[Dataset rows describing interfaces]
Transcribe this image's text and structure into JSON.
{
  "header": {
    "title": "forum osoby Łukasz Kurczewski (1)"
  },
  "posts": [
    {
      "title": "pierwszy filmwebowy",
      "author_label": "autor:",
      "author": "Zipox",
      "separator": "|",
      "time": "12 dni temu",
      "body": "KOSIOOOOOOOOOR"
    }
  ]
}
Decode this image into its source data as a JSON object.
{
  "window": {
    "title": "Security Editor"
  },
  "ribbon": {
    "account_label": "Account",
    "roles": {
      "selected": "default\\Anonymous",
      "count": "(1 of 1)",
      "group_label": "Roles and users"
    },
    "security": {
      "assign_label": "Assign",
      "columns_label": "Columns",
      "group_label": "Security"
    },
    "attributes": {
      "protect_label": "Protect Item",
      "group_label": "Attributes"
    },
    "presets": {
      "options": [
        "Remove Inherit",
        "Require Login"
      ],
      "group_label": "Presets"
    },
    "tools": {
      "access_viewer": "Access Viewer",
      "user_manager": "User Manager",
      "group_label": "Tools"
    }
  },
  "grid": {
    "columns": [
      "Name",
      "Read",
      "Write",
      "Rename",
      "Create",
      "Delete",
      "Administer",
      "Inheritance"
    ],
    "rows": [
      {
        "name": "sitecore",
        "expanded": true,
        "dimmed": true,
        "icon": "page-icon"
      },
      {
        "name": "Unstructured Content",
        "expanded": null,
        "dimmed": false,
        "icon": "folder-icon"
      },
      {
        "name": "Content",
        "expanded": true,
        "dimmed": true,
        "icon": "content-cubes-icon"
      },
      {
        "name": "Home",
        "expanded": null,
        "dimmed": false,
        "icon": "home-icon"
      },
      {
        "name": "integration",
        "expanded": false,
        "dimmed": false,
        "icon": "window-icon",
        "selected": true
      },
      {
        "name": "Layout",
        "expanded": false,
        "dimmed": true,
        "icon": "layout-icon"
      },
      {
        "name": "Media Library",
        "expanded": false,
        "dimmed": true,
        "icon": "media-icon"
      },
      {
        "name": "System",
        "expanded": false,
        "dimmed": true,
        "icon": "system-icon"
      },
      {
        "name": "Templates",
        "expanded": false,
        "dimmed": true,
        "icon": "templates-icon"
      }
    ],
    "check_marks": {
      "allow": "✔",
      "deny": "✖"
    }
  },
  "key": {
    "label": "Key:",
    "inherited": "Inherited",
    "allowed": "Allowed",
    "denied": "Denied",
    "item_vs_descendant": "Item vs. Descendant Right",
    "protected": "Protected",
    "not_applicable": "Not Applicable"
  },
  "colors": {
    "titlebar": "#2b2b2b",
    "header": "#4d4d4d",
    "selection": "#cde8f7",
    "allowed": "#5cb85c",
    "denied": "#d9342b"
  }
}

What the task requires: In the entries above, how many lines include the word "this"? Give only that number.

The completed task: 2